Task data below:

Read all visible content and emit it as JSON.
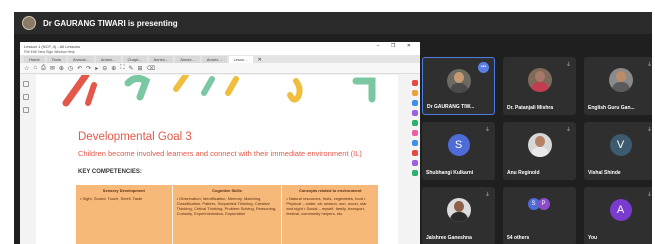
{
  "banner": {
    "presenter_text": "Dr GAURANG TIWARI is presenting"
  },
  "share": {
    "window_title": "Lesson 1 (NCF, 4) - All Lessons",
    "window_buttons": "–  ❐  ✕",
    "menu": "File  Edit  View  Sign  Window  Help",
    "tabs": [
      "Home",
      "Tools",
      "Annual...",
      "Annex...",
      "Chapt...",
      "Annex...",
      "Annex...",
      "Annex...",
      "Lesso..."
    ],
    "tab_close": "✕",
    "toolbar_icons": [
      "☆",
      "⌂",
      "⎙",
      "✉",
      "⊕",
      "◷",
      "↶",
      "↷",
      "▸",
      "⊖",
      "⊕",
      "⛶",
      "✎",
      "⊞",
      "⌫"
    ],
    "page": {
      "goal_title": "Developmental Goal 3",
      "goal_subtitle": "Children become involved learners and connect with their immediate environment (IL)",
      "key_competencies": "KEY COMPETENCIES:",
      "table": [
        {
          "header": "Sensory Development",
          "body": "• Sight, Sound, Touch, Smell, Taste"
        },
        {
          "header": "Cognitive Skills",
          "body": "• Observation, Identification, Memory, Matching, Classification, Pattern, Sequential Thinking, Creative Thinking, Critical Thinking, Problem Solving, Reasoning, Curiosity, Experimentation, Exploration"
        },
        {
          "header": "Concepts related to environment",
          "body": "• Natural resources, fruits, vegetables, food • Physical – water, air, season, sun, moon, star and night • Social – myself, family, transport, festival, community helpers, etc."
        }
      ]
    }
  },
  "participants": [
    {
      "name": "Dr GAURANG TIW...",
      "kind": "photo",
      "active": true,
      "more": "•••",
      "skin": "#c79a74",
      "shirt": "#4a4a4a",
      "bg": "#6d6a62"
    },
    {
      "name": "Dr. Patanjali Mishra",
      "kind": "photo",
      "mic": "⏚",
      "skin": "#a5786a",
      "shirt": "#c33d50",
      "bg": "#7f6a5a"
    },
    {
      "name": "English Guru Gan...",
      "kind": "photo",
      "mic": "⏚",
      "skin": "#b98c6a",
      "shirt": "#5a5a5a",
      "bg": "#8a8a8a"
    },
    {
      "name": "Shubhangi Kulkarni",
      "kind": "letter",
      "letter": "S",
      "color": "#4f6bd8",
      "mic": "⏚"
    },
    {
      "name": "Anu Reginold",
      "kind": "photo",
      "mic": "⏚",
      "skin": "#b58266",
      "shirt": "#e9e9e9",
      "bg": "#d7d7d7"
    },
    {
      "name": "Vishal Shinde",
      "kind": "letter",
      "letter": "V",
      "color": "#3d5b6e",
      "mic": "⏚"
    },
    {
      "name": "Jalshree Ganeshna",
      "kind": "photo",
      "mic": "⏚",
      "skin": "#8f6048",
      "shirt": "#2a2a2a",
      "bg": "#dcdcdc"
    },
    {
      "name": "54 others",
      "kind": "others",
      "letters": [
        "S",
        "P"
      ],
      "colors": [
        "#4f6bd8",
        "#8b4cc7"
      ]
    },
    {
      "name": "You",
      "kind": "letter",
      "letter": "A",
      "color": "#7a3bcf",
      "mic": "⏚"
    }
  ]
}
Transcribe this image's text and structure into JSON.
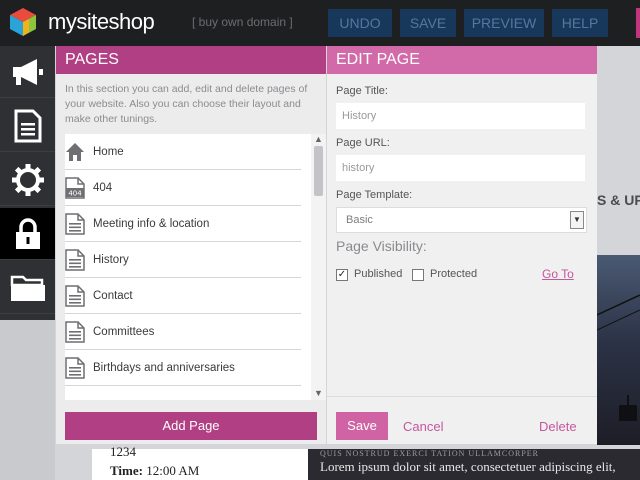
{
  "topbar": {
    "brand": "mysiteshop",
    "domain_link": "[ buy own domain ]",
    "buttons": {
      "undo": "UNDO",
      "save": "SAVE",
      "preview": "PREVIEW",
      "help": "HELP"
    }
  },
  "rail": {
    "items": [
      {
        "icon": "megaphone-icon"
      },
      {
        "icon": "document-icon"
      },
      {
        "icon": "gear-icon"
      },
      {
        "icon": "lock-icon"
      },
      {
        "icon": "folder-icon"
      }
    ],
    "active_index": 3
  },
  "pages_panel": {
    "title": "PAGES",
    "description": "In this section you can add, edit and delete pages of your website. Also you can choose their layout and make other tunings.",
    "pages": [
      {
        "label": "Home",
        "icon": "home-icon"
      },
      {
        "label": "404",
        "icon": "page-404-icon"
      },
      {
        "label": "Meeting info & location",
        "icon": "page-icon"
      },
      {
        "label": "History",
        "icon": "page-icon"
      },
      {
        "label": "Contact",
        "icon": "page-icon"
      },
      {
        "label": "Committees",
        "icon": "page-icon"
      },
      {
        "label": "Birthdays and anniversaries",
        "icon": "page-icon"
      }
    ],
    "add_button": "Add Page"
  },
  "edit_panel": {
    "title": "EDIT PAGE",
    "page_title_label": "Page Title:",
    "page_title_value": "History",
    "page_url_label": "Page URL:",
    "page_url_value": "history",
    "template_label": "Page Template:",
    "template_value": "Basic",
    "visibility_title": "Page Visibility:",
    "published_label": "Published",
    "published_checked": true,
    "protected_label": "Protected",
    "protected_checked": false,
    "goto_link": "Go To",
    "save_button": "Save",
    "cancel_link": "Cancel",
    "delete_link": "Delete"
  },
  "background_site": {
    "heading": "S & UPD",
    "caption": "QUIS NOSTRUD EXERCI TATION ULLAMCORPER",
    "lorem": "Lorem ipsum dolor sit amet, consectetuer adipiscing elit,",
    "number": "1234",
    "time_label": "Time:",
    "time_value": "12:00 AM"
  },
  "colors": {
    "accent": "#b13f84",
    "accent_light": "#d26aa9",
    "topbar": "#1e1f21",
    "toolbar_button": "#18385b"
  }
}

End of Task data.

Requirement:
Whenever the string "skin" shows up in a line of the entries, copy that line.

Answer space:
      "skin": "#c79a74",
      "skin": "#a5786a",
      "skin": "#b98c6a",
      "skin": "#b58266",
      "skin": "#8f6048",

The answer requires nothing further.